Strike action suspended nationwide
In December 2010, most of the trade unions in Cyprus called off planned strike action after reaching a framework agreement with the Minister of Finance over proposed fiscal recovery measures. The most representative trade unions in the public and private sector, with the exception of the education unions, called off strikes that had been announced for mid-December. However, government measures were due to be re-examined in late January 2011.
At an all-trade union congress held on 13 December 2010, the leaders of the Pancyprian Public Employees’ Trade Union (PASYDY), the Pancyprian Federation of Labour (PEO) and the Cyprus Workers’ Confederation (SEK) proposed that strikes that had been announced for mid-December 2010 be called off. The decision came after a framework agreement was reached on the same day between the Minister of Finance and the three unions.
The proposal to suspend the strikes – including a 24-hour strike in the public sector that had been scheduled for 16 December 2010 – was approved by almost all 14 organisations taking part in the congress, with the exception of organisations active in the area of education.
Specifically, the Organisation of Secondary School Teachers of Cyprus (OELMEK), the Association of Teachers of Technical Education (OLTEK) and the Pancyprian Greek Teachers’ Organisation (POED), which represent the vast majority of employees in education, claimed there was not enough time for their members to approve the relevant decision. Therefore, they went ahead with a planned two-hour work stoppage in all the country’s schools on 14 December 2010.
Reasons for the crisis
The trade unions were opposing the government’s intention to take forward a package of fiscal recovery measures, without any prior social dialogue. The whole package of measures, amounting to €250 million, includes 5% value-added tax (VAT) to be levied on medicines and food, which had not previously been subject to VAT, and an increase in VAT on tobacco products. Fewer jobs and lower operating costs in the public sector were also foreseen.

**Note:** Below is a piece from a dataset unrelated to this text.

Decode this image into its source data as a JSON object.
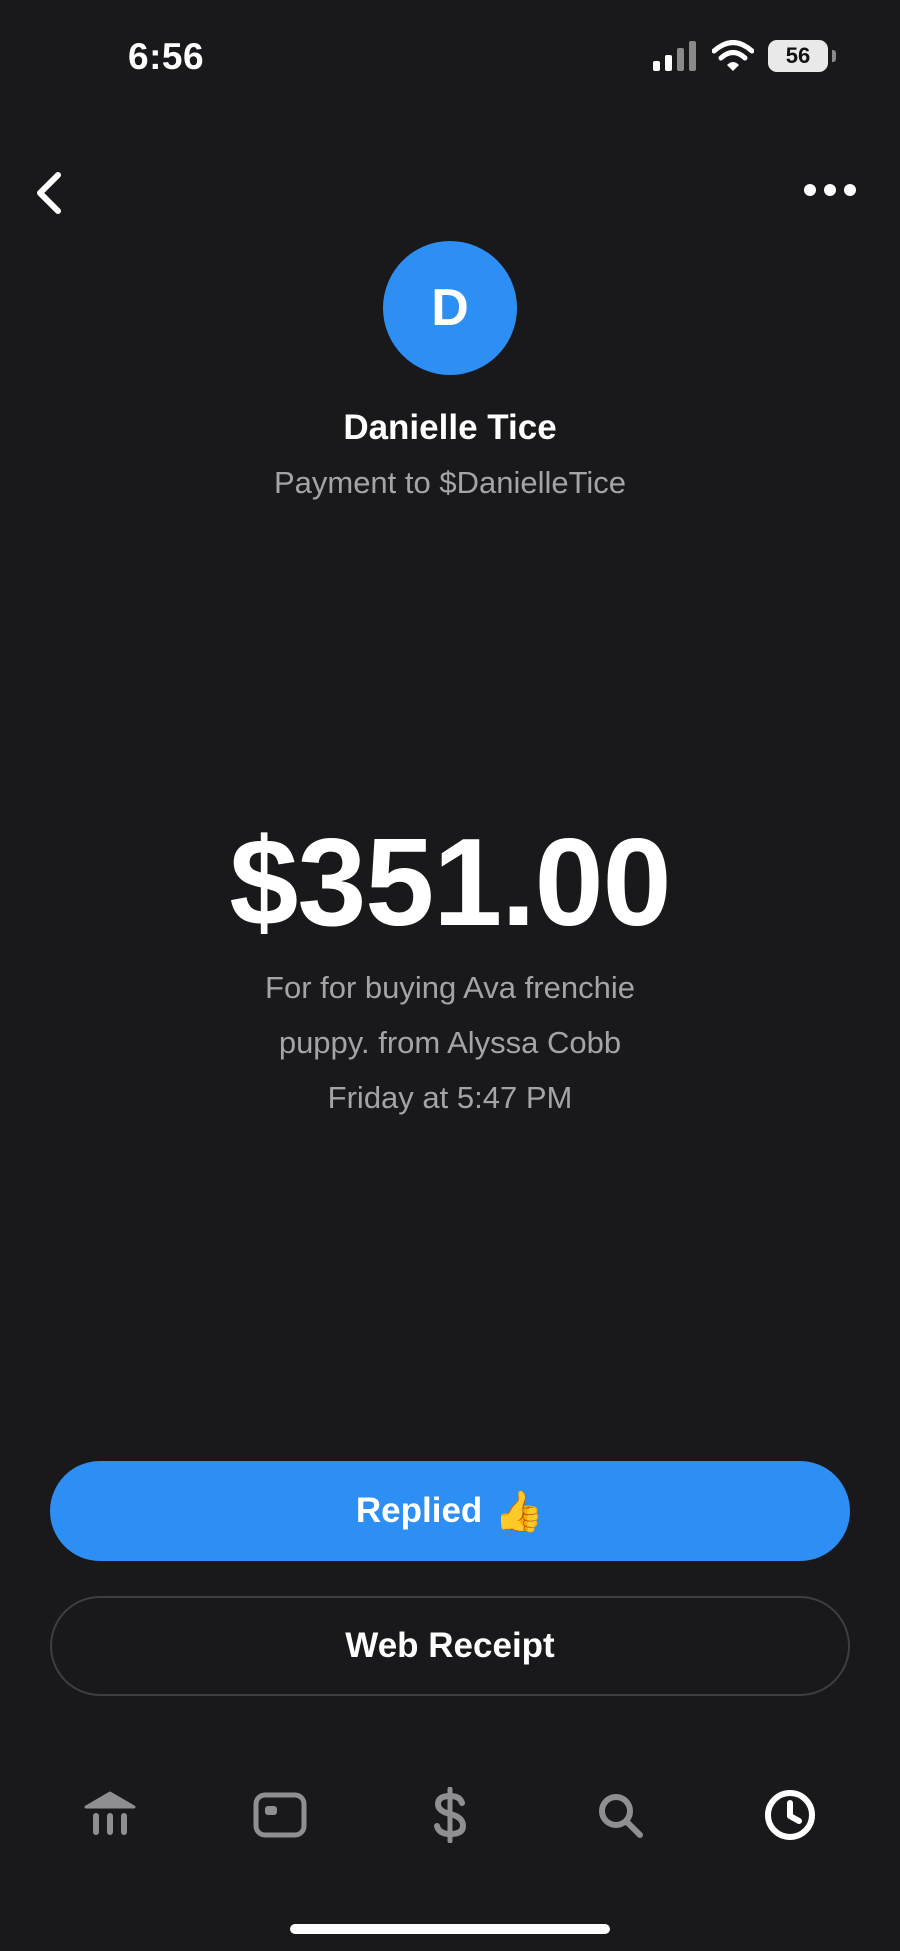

The unions are diametrically opposed to a draft bill that has been submitted on public sector pensions, according to which the pension levels will be calculated not on the basis of salary at retirement but on the basis of average pay for the last two years before retirement.
Again with regard to the public sector, although the government has announced its intention to save €35 million from the state payroll, it has not created specific proposals. It has given assurances that no provision will be made for lower pay, but rather for a slower rate of pay increases.
Content of agreement
The framework agreement reached between the government and the three unions – PASYDY, PEO and SEK – covers three basic points, which essentially indicate the direction in which the government will be moving, rather than the government measures as such. The agreement includes the following provisions.
- Issues affecting benefits and acquired rights of workers will be resolved through dialogue with the social partners, in accordance with the provisions of the collective labour agreements and the existing statutory framework, and not through legislation.
- The government is committed to reinstating measures for taxation of wealth, so that the wealthy contribute more towards increasing public revenues.
- The government is committed to diversifying its policy with regard to fiscal recovery measures, based on the introduction of offsets aimed at supporting vulnerable population groups, which are hit harder both by the emergency fiscal recovery measures and by the effects of the global financial crisis.
Though all three unions have expressed their satisfaction with the stance of the Minister of Finance, they still have reservations over the successful implementation of the agreement. In this context, the next all-trade union congress was scheduled for late January 2011 so that the trade union movement could revise its positions after evaluating the government measures.
Eva Soumeli, Cyprus Institute of Labour (INEK/PEO)